_YOUR ASSIGNMENT_
Consider the entries given below. Count the lines that include "both" and give only the count.

=== DATA IN THIS EXERCISE ===

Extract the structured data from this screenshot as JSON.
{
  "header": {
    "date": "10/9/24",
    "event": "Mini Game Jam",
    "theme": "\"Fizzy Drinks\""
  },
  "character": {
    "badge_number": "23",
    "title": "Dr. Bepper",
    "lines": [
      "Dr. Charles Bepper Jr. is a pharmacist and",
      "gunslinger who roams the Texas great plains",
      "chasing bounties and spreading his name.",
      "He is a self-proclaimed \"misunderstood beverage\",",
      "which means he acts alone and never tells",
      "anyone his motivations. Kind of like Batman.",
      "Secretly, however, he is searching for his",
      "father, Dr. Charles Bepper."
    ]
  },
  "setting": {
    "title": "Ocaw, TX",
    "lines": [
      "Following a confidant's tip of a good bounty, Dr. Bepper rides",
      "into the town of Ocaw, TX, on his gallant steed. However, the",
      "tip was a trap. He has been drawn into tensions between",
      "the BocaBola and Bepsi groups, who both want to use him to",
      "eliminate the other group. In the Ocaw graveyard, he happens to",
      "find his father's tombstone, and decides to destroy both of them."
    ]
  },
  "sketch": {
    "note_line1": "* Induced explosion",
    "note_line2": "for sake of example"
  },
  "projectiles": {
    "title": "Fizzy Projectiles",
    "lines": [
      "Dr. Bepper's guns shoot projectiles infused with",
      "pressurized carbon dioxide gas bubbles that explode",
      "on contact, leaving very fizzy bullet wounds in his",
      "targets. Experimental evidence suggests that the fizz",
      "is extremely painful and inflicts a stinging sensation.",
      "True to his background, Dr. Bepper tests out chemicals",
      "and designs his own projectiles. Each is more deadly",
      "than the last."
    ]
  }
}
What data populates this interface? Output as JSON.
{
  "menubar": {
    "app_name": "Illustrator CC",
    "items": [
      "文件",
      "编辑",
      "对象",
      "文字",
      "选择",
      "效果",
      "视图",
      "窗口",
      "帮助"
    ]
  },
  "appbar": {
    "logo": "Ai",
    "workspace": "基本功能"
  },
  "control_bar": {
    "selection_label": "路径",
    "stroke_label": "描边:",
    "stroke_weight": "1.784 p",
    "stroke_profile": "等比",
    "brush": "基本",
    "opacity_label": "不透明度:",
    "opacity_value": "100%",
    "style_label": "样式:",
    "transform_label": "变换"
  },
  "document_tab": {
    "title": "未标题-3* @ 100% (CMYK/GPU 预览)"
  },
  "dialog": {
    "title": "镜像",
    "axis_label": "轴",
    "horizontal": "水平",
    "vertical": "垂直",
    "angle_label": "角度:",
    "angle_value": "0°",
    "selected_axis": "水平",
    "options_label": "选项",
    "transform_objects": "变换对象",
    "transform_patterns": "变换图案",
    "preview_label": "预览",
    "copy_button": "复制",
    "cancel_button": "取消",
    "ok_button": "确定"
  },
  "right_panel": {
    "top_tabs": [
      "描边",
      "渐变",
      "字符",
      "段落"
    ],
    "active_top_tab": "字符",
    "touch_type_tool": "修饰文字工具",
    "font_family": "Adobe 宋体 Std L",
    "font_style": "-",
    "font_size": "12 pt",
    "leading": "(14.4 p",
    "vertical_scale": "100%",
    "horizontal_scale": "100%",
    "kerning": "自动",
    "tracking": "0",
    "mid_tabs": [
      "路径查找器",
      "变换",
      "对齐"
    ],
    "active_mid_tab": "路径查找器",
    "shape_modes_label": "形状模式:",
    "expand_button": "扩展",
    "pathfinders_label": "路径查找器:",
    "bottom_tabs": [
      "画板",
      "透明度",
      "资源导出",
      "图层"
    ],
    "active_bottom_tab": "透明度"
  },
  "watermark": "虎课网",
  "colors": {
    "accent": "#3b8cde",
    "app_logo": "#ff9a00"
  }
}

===

_ANSWER AREA_
2